Washington — As Democratic politicians and news-media commentators focus for the first time in the presidential campaign on the question of Ronald Reagan's age, political experts say they expect this to be a factor in the election only if the President does poorly in the second debate with Democratic candidate Walter Mondale.
''You will not hear Democrats saying that Reagan is too old to do the job, but it will be there at the whispering level,'' says Austin Ranney of the American Enterprise Institute.
The President himself has gone on the offensive. Responding to a question as he departed for a campaign swing Wednesday, Reagan said he ''wasn't tired'' in the debate and ''if I had had as much makeup'' as Mondale in that television encounter, ''I'd look younger, too.''
Meanwhile, the White House physician, Dr. Daniel Ruge, pronounced the President's health to be ''excellent.''
Experts agree that it is not chronological age that is at issue but whether the President is evidencing signs of decline.
It is not unusual for the President to hesitate or falter in an unscripted event, such as a news conference. The debate was the first time he performed at such length without a prepared text.
But age is a potential concern in the minds of voters, says Professor Ranney. ''If Reagan performs as badly in the second debate as he did in the first, the speculation will be redoubled and it would become a factor if not an issue in the election. If he handles himself well, that would be a good development that would quiet things down.''
''Suddenly the expectation level for Reagan has changed,'' comments Curtis Gans of the Committee for the Study of the American Electorate. ''Now he has to hold up in the debate. The perception in the first debate was of a person who was old and not in control of his memory. If that is reinforced by the second debate, age could become an issue.''
Since the Mondale-Reagan encounter in Louisville, the subject of age has received conspicuous attention in the news media. It has been discussed on television news programs and by commentators. The Wall Street Journal this week ran a front-page story on whether the President was showing his age. All these reports flowed from Reagan's performance on Sunday.
Some observers, however, believe the issue is being overstated. The significance of the debate lies not in how poorly the President did, they say, but in the fact that Mondale unexpectedly did so well. Moreover, polls do not yet show that even if Reagan supporters thought Mondale won the debate, they would change their vote in November.
''Reagan's leadership image is very strong, and it will take a lot to overcome that,'' says Andrew Kohut, president of the Gallup organization. ''The Democrats may latch on to this, but I can't see it as being an effective approach, because our polls traditionally have shown that people have not seen Reagan as hard-working but as someone with his own style in getting things done and affecting the course of national events.''
John Sears, a former Reagan political adviser, suggests that the debate may have jarred some people, but not enough to work against Reagan at the polls. ''I've never seen a situation where age is enough to do a man in,'' he says. ''People are interested in competence. The Eisenhower situation in the 1956 election was worse. He had had a heart attack and his speech was flawed. Obviously it did not hurt him a bit.''

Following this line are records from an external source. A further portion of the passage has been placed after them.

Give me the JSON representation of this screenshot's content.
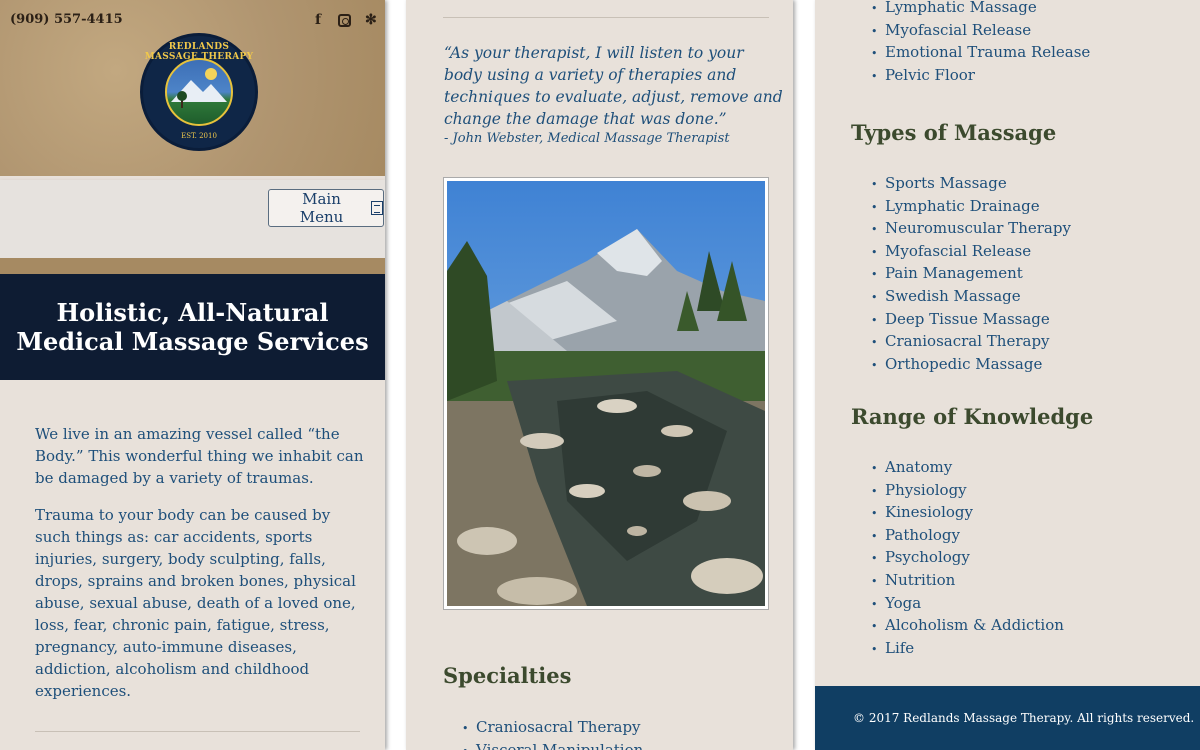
{
  "header": {
    "phone": "(909) 557-4415",
    "social_icons": [
      "facebook-icon",
      "instagram-icon",
      "yelp-icon"
    ],
    "facebook_glyph": "f",
    "yelp_glyph": "✻",
    "logo_text": "REDLANDS MASSAGE THERAPY",
    "logo_est": "EST. 2010"
  },
  "nav": {
    "menu_label": "Main Menu"
  },
  "hero": {
    "line1": "Holistic, All-Natural",
    "line2": "Medical Massage Services"
  },
  "intro": {
    "paragraph1": "We live in an amazing vessel called “the Body.” This wonderful thing we inhabit can be damaged by a variety of traumas.",
    "paragraph2": "Trauma to your body can be caused by such things as: car accidents, sports injuries, surgery, body sculpting, falls, drops, sprains and broken bones, physical abuse, sexual abuse, death of a loved one, loss, fear, chronic pain, fatigue, stress, pregnancy, auto-immune diseases, addiction, alcoholism and childhood experiences."
  },
  "quote": {
    "text": "“As your therapist, I will listen to your body using a variety of therapies and techniques to evaluate, adjust, remove and change the damage that was done.”",
    "author": "- John Webster, Medical Massage Therapist"
  },
  "specialties": {
    "heading": "Specialties",
    "items_visible_panel2": [
      "Craniosacral Therapy",
      "Visceral Manipulation"
    ],
    "items_visible_panel3": [
      "Lymphatic Massage",
      "Myofascial Release",
      "Emotional Trauma Release",
      "Pelvic Floor"
    ]
  },
  "types": {
    "heading": "Types of Massage",
    "items": [
      "Sports Massage",
      "Lymphatic Drainage",
      "Neuromuscular Therapy",
      "Myofascial Release",
      "Pain Management",
      "Swedish Massage",
      "Deep Tissue Massage",
      "Craniosacral Therapy",
      "Orthopedic Massage"
    ]
  },
  "knowledge": {
    "heading": "Range of Knowledge",
    "items": [
      "Anatomy",
      "Physiology",
      "Kinesiology",
      "Pathology",
      "Psychology",
      "Nutrition",
      "Yoga",
      "Alcoholism & Addiction",
      "Life"
    ]
  },
  "footer": {
    "copyright": "© 2017 Redlands Massage Therapy. All rights reserved."
  }
}
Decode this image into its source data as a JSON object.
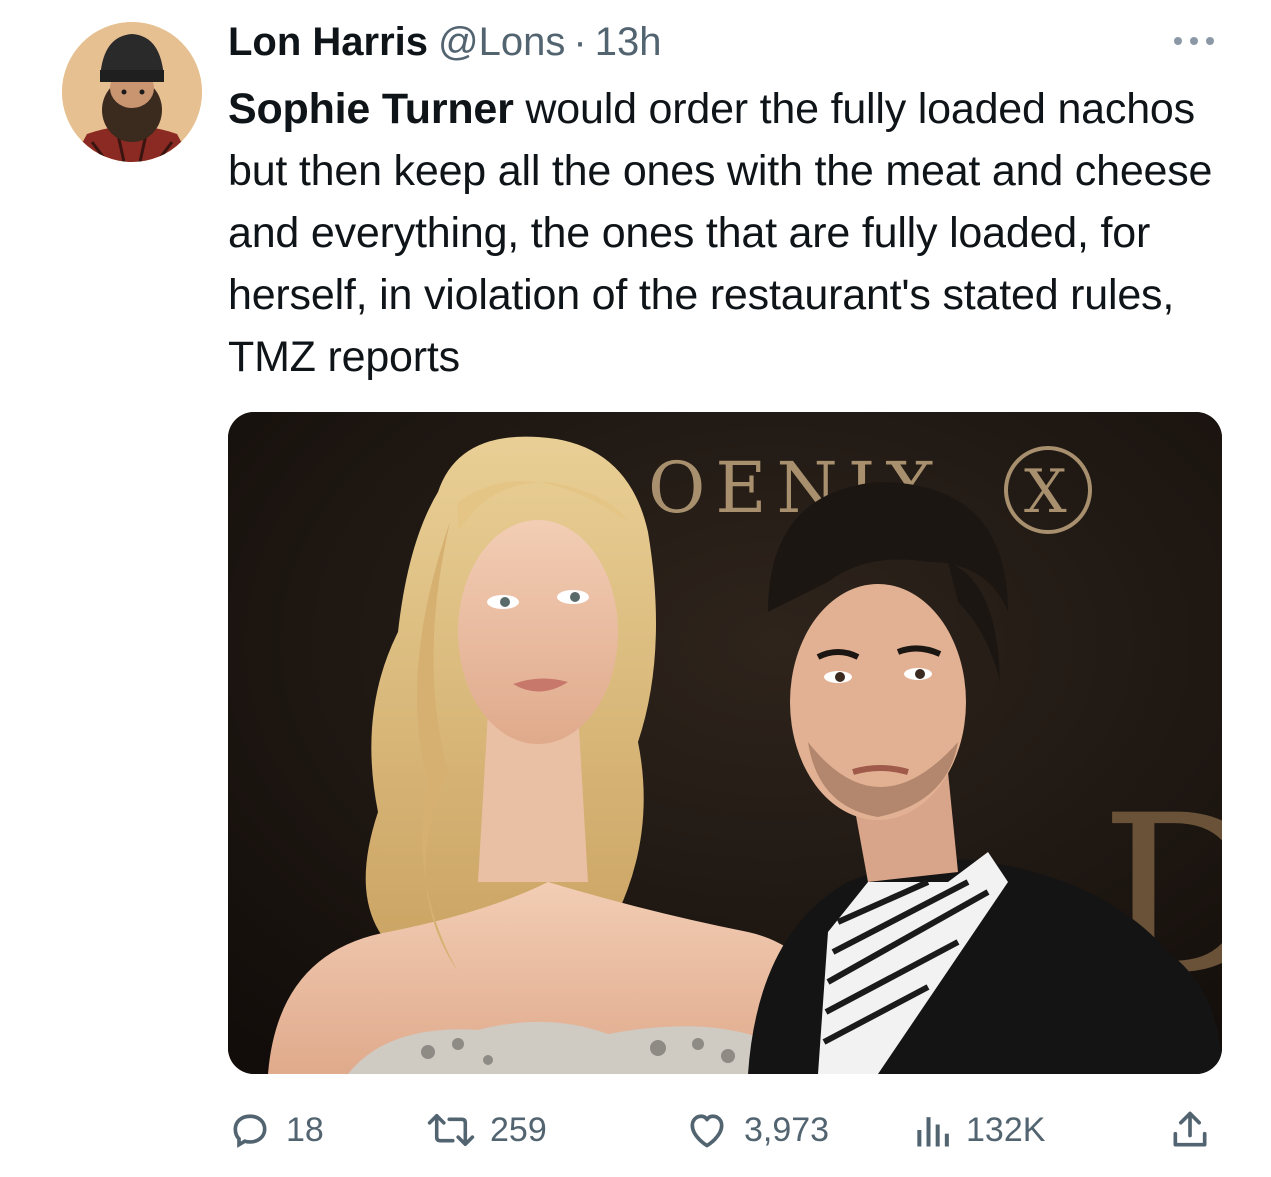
{
  "tweet": {
    "author": {
      "display_name": "Lon Harris",
      "handle": "@Lons",
      "separator": "·",
      "time": "13h"
    },
    "text": {
      "mention": "Sophie Turner",
      "body": " would order the fully loaded nachos but then keep all the ones with the meat and cheese and everything, the ones that are fully loaded, for herself, in violation of the restaurant's stated rules, TMZ reports"
    },
    "media": {
      "backdrop_text": "OENIX",
      "backdrop_logo": "X",
      "backdrop_letter": "D"
    },
    "actions": {
      "replies": "18",
      "retweets": "259",
      "likes": "3,973",
      "views": "132K"
    },
    "colors": {
      "text": "#0f1419",
      "secondary": "#536471",
      "background": "#ffffff"
    },
    "icons": {
      "more": "more-icon",
      "reply": "reply-icon",
      "retweet": "retweet-icon",
      "like": "heart-icon",
      "views": "views-icon",
      "share": "share-icon"
    }
  }
}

Officially, the Mondale campaign is staying clear of the age issue. Mondale will not capitalize on it, spokesmen say. But Democrats, including House Speaker Thomas P. O'Neill Jr. and Rep. Tony Coelho (D) of California, have remarked that Reagan looked tired in the debate and that age was now a campaign factor.
Ann Lewis, political director of the Democratic National Committee, states that every report coming in from the field since the debate indicates that the public is becoming concerned about Reagan's abilities and competence. ''It's out there and it's starting to come out in the polls,'' she says. ''It's an increasing topic of concern - even older people are raising it and being more open.''
Even while they may be quietly pleased by the emergence of an issue that could work on Mondale's behalf, Democratic leaders stress that the issue could backfire on their campaign. They feel that their party has been in the forefront of dropping age barriers to employment and fighting discrimination. ''So this could cut against the Democrats as well,'' says a Mondale campaign official. ''There are a lot of senior citizens who are very sensitive about being asked to step aside from their jobs because of age.''
White House advisers and Reagan campaign officials say the Democrats should not make age an issue, because it isn't true. They maintain that the President is vigorous and strong, and will turn in a good performance in the upcoming Kansas City debate.
But there is an underlying unease at the White House and among many Republicans.